Criticism is often levelled at marketers and marketing departments for their inability to speak the language of the boardroom and prove return on investment (ROI). The topic has been the subject of innumerable conferences, events and pieces of research as the industry desperately attempts to shake off its “weak and fluffy” reputation and prove real financial results.
Just in the past few months, two of the industry’s biggest advocates – the IPA and Thinkbox – have looked to bring the issue of ROI and effectiveness up the agenda.
At its second effectiveness conference, speakers took to the IPA stage to bemoan the fact that analysts and chief financial officers (CFOs) don’t understand the great work they are doing. And more recently Thinkbox, bored of all the questions over whether TV advertising actually works in the face of growing claims to the contrary from digital players, linked up with Gain Theory and Ebiquity to prove what it calls “profit ROI”.
By analysing hundreds of ad campaigns, it found that for every pound spent on advertising, profit ROI was an average of £3.24 over three years. So the industry knows it has a problem. And it is working to solve that problem. But it seems clear the message is not getting across.
A survey by Gartner of more than 350 marketing executives with $250m (£188m) or more in annual revenue found that the average share of revenue allocated to marketing budgets was 11.3% in 2017, down from 12.1% last year and a return to 2015 levels.
The risk is that CMOs are either being too nearsighted to be strategic or too visionary to deliver against marketing’s objectives.
Only 15% of those surveyed say they expect a significant increase in budget next year, with a third thinking their budgets will be cut or frozen. In some ways this should come as little surprise. This year has seen turmoil for companies – Brexit in the UK; Donald Trump in the US; natural disasters such as hurricanes Harvey and Irma; political issues in North Korea, Spain and Germany. And amid that backdrop there is also the challenge of digital disruption – whether in the guise of new businesses entering the market or big changes to how certain industries do business.

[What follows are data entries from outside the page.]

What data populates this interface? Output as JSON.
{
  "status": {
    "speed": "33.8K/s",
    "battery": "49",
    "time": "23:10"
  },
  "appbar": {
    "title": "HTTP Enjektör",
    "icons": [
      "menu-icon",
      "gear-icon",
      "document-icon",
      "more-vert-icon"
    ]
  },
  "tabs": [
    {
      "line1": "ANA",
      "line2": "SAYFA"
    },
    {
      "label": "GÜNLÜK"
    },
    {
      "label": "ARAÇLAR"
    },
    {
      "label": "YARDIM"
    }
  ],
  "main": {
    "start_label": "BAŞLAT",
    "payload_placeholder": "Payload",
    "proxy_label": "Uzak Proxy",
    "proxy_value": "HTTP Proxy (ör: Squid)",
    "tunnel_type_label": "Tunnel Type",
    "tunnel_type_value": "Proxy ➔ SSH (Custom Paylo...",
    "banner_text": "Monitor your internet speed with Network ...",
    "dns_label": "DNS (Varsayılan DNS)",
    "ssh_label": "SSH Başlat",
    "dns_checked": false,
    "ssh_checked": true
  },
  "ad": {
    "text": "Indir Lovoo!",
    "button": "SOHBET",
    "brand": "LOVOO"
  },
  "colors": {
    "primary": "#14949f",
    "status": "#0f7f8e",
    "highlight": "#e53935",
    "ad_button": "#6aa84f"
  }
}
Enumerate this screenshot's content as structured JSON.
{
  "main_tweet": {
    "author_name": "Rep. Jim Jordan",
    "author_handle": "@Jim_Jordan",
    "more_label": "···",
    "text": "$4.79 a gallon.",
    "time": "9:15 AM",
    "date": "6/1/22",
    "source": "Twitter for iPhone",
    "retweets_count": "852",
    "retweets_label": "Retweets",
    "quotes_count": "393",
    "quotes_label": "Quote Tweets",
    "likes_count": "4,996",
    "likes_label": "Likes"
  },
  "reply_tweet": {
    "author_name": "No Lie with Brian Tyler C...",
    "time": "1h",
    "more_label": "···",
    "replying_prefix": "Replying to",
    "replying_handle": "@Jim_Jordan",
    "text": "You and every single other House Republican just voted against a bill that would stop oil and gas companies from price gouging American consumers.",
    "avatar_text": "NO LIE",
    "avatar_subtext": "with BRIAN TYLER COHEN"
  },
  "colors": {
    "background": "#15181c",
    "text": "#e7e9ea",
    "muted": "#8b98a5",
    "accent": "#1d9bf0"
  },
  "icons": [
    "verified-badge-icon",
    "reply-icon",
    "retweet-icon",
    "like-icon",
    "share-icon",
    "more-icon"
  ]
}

Yet Gartner does not believe these issues are to blame for the fall in marketing budgets. Ewan McIntyre, research director at Gartner, says the problem is that “weighty” expectations for returns from previous budget increases have not been met.
“The time has come for marketing to show its financial management credentials, proving it can deal with financial constraints, assume accountability for business performance, build budgets based on future returns rather than past assumptions, and grow the business while making hard choices,” he says.
That is a damning indictment of the position that marketing clearly still holds at many large businesses.
The suggestion is that marketers throw their toys out of the pram if they are asked to be more effective, don’t think their performance should be related to the business, are just guessing at what their budgets should be and are not making the difficult choices.
Specialist effectiveness units emerging
Clearly, this isn’t the case at all companies. The IPA, in its recent ‘Culture First’ report into marketing effectiveness, found that a third of the brands it spoke to have developed specialist marketing effectiveness units and three-quarters have increased the resource for this area.
Meanwhile, companies, particularly FMCG businesses such as Unilever and Coca-Cola, are increasingly turning to zero-based budgeting to decide annual spend.
Nevertheless, most marketers are still unable to justify budget increases because, as McIntyre says, they are not using the metrics that matter. And they are either being too tactical or too visionary, he claims.
“The risk is that CMOs are either being too near-sighted to be strategic or too visionary to deliver against marketing’s objectives,” he adds. “The result is a lack of focus on the metrics that matter to CFOs and the business – how marketing activities deliver return on investment and profitability to the organisation.”
Yet this really shouldn’t be the case. Ebiquity and Gain Theory have shown that it is possible to quantify advertising’s profit ROI, even breaking it down by sector. Marketing mix modelling is hardly a new idea either. And yet research by the Lenskold Group in 2013 found 65% of marketers are using either no tracking at all or only single-channel attribution. Only 3% are using marketing mix modelling.
It is clear marketers are failing to find that happy medium between driving short-term sales and looking at long-term strategy that helps drive annual business growth. Perhaps marketers are looking for a silver bullet, but this doesn’t exist.
Getting to a place where you understand how budget should be spent, what is effective and how that drives business outcomes requires an astute mix of insight and analytics and an understanding of what the CFO wants – there are no shortcuts.
Proving ROI is hard work and expensive, but without it marketers are acting on gut instinct and feelings, not what actually works. And in the long run the job to convince the rest of the company of marketing’s worth will be even more difficult and costly.